Yet in other ways, some nutrition experts remain stuck in the dark ages. Here are seven still-prevalent fat loss myths we want to bury.
1. Slow and steady works best
To lose weight and keep it off successfully, some experts recommend doing it slowly. Yet one 18-month study found folks who lost fat quickly kept it off better and weren't as likely to rebound. That makes sense considering when your skinny jeans fit looser, you keep motivated and stay the course.
Safely lose fat quickly by making every meal a combo of lean, clean protein, healthy fats, non-starchy veggies, and slow-release high-fiber starches like quinoa.
2. Eat mini-meals
Every time you eat, you raise fat-storing insulin. Snacking, mini-meals, or whatever you call them crank up insulin and keep your fat-burning doors locked. Taking a food break between meals encourages your body to grab and burn those fat stores.
And be honest, you're probably not eating wild salmon or spinach for mini-meals. You're reaching for high-sugar impact snacks loaded with food intolerances and junk ingredients, leaving you hungry and craving more sugar. Do blood-sugar-steadying meals correctly every four to six hours and you'll almost never need to snack.
3. Everything in moderation
This gargantuan cliché refuses to die. Over time, moderation can stall fat loss. It gives you license to eat things you shouldn't eat.
Moderation creates a slippery slope, sets you up for cravings, creates or exacerbates food intolerances, and fails to account for the potential long-term damage certain foods can do. No "moderate" levels exist for ingredients like trans fats, artificial sweeteners, and high-fructose corn syrup.
4. Exercise more
Studies show you can't out-exercise a bad diet, but that doesn't stop gyms and fitness programs from promoting their 30-days-to-a-leaner-you agenda.
Clean up your diet first—go low-sugar impact, pull the processed crap, maybe address food intolerances—and then focus on exercise.
5. Agave or the new "healthy" sweetener
Call it organic, name it something pretty, put it in a healthy-looking package, but sugar is sugar is sugar. Artificial sweeteners are dangerous, and there's no way around it.
Coconut sugar might contain some nutrients, and might be one of the safer ways to satisfy your sweet tooth, but it still breaks down to glucose and fructose like table sugar. Agave, high in liver-wrecking fructose, might be the biggest scam, qualifying as "low-glycemic" but creating serious metabolic mayhem.

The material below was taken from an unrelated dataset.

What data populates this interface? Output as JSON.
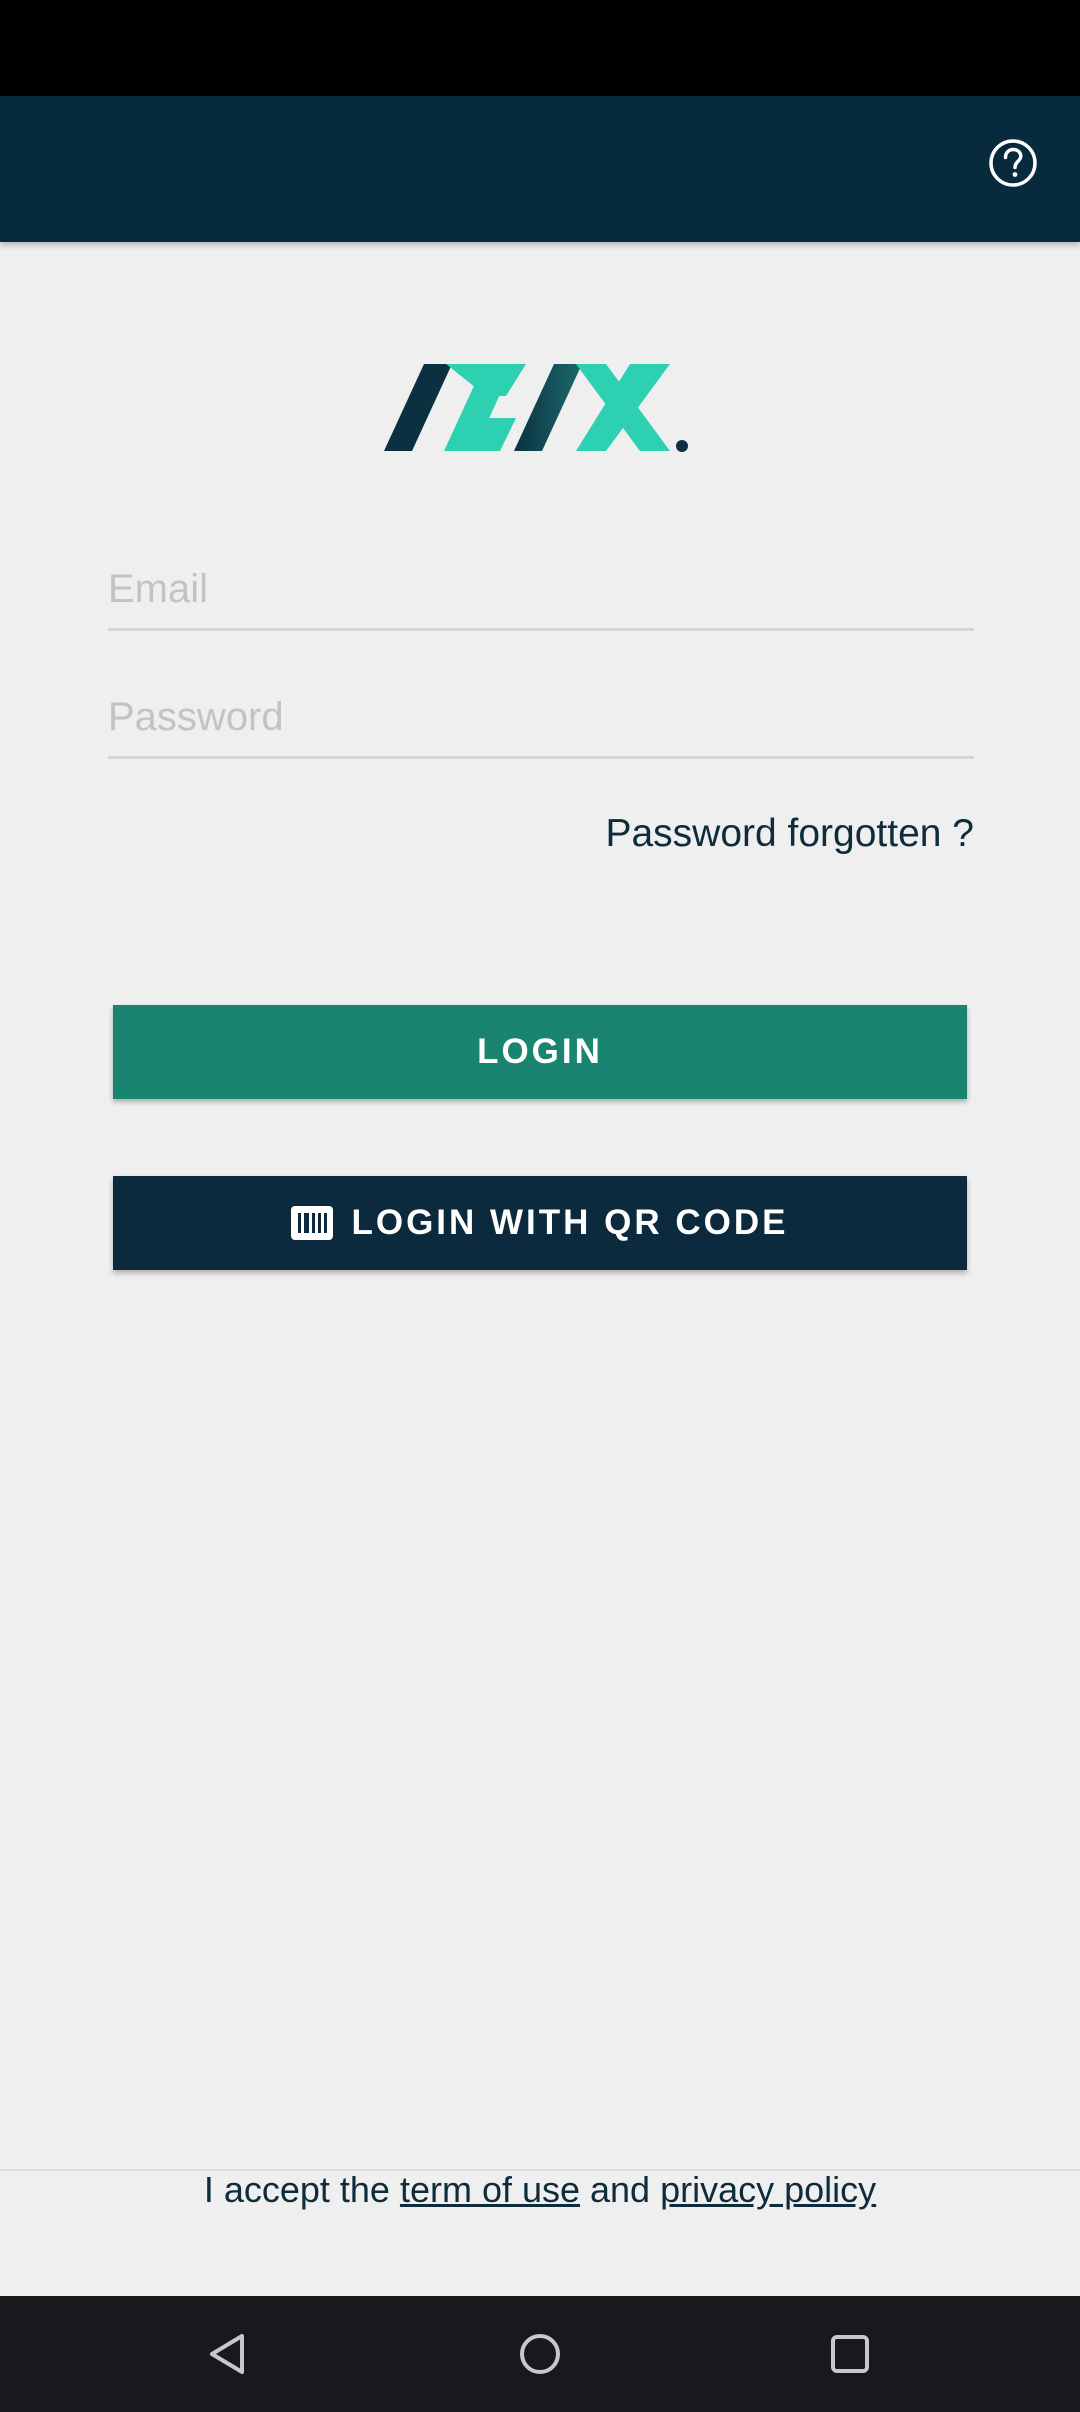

Read More: http://www.rodalewellness.com/weight-loss/7-fat-loss-myths-that-are-total-garbage